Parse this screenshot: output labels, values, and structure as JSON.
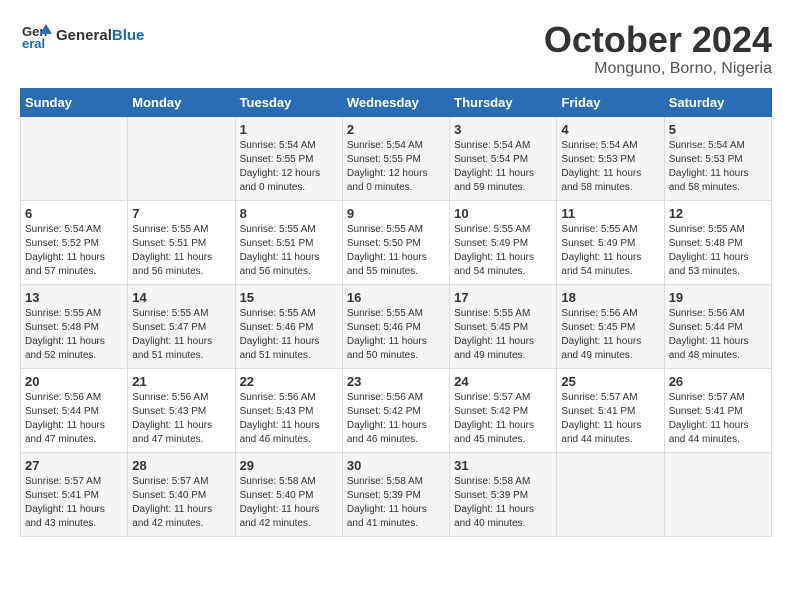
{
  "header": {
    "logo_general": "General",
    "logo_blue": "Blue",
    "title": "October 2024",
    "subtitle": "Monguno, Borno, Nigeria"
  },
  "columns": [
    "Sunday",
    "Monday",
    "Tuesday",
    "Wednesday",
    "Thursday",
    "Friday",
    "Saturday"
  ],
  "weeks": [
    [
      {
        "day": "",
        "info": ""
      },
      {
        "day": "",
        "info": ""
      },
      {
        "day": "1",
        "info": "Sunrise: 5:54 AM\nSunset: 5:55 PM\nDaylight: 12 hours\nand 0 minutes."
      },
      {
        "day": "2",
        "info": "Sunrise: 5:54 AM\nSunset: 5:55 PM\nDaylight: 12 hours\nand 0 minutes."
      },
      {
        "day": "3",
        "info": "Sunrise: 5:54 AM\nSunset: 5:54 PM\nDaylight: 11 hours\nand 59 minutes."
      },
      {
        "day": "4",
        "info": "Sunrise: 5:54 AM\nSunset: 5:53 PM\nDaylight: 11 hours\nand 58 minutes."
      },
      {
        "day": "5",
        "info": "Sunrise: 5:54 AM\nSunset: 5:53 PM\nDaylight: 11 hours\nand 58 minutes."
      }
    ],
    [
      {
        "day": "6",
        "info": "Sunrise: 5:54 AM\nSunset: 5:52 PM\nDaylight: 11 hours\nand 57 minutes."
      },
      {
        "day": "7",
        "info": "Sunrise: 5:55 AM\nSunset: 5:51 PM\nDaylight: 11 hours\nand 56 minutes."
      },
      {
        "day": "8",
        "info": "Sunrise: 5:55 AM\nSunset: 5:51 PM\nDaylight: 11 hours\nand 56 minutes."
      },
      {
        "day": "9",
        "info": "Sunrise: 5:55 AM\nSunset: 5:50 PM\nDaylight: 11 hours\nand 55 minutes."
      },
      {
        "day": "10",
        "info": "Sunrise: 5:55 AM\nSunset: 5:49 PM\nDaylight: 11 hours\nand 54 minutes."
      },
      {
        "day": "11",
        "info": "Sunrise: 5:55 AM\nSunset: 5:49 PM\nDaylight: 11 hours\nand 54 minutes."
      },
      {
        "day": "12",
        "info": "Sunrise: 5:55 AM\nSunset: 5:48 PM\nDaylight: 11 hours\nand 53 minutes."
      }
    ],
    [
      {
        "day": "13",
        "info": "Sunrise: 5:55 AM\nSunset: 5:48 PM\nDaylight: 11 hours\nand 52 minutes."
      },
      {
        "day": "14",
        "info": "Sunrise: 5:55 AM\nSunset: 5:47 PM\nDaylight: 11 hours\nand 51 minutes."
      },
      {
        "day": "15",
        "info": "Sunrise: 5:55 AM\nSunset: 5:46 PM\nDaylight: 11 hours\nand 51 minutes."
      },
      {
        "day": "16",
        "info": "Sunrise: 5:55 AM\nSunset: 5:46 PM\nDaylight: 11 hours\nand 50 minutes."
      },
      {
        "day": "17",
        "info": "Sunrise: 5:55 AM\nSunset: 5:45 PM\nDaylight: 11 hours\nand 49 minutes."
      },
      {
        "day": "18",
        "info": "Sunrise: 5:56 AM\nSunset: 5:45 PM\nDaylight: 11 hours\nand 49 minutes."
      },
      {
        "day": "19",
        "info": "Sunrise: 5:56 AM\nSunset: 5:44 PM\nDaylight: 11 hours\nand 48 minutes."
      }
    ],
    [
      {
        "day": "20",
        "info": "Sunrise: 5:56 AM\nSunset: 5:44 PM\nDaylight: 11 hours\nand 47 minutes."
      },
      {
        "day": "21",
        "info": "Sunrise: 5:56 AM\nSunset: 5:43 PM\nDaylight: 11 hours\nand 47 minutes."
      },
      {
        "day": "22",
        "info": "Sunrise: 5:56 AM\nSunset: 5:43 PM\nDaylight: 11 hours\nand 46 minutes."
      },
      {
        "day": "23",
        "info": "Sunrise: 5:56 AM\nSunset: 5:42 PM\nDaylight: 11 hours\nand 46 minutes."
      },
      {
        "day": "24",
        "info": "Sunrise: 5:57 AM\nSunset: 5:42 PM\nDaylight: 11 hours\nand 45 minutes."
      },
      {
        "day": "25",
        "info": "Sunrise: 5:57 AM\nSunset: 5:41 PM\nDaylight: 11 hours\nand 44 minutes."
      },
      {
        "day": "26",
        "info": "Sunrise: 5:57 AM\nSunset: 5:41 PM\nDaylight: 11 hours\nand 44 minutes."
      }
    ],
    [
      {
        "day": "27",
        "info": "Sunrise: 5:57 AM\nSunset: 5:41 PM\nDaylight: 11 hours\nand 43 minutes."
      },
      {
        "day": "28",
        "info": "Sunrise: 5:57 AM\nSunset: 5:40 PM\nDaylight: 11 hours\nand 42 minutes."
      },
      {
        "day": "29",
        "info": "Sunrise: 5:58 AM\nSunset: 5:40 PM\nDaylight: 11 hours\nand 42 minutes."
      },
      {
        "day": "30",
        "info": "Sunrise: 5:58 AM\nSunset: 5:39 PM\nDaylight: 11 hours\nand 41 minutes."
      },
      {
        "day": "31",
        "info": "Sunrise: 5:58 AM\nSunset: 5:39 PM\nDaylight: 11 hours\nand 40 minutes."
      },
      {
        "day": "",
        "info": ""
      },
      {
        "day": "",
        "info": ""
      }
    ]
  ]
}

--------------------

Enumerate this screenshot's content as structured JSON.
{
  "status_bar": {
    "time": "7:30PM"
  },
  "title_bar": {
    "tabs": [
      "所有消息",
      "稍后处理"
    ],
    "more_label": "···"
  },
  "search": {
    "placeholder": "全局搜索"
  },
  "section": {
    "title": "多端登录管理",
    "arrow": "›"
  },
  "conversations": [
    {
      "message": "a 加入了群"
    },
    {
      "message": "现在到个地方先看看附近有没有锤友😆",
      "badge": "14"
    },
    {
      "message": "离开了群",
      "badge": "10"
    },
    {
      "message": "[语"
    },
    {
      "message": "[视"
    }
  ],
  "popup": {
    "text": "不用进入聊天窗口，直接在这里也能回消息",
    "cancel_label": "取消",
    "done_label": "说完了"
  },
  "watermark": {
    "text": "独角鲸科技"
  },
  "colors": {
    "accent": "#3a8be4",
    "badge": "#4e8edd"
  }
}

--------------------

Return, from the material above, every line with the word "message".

      "message": "a 加入了群"
      "message": "现在到个地方先看看附近有没有锤友😆",
      "message": "离开了群",
      "message": "[语"
      "message": "[视"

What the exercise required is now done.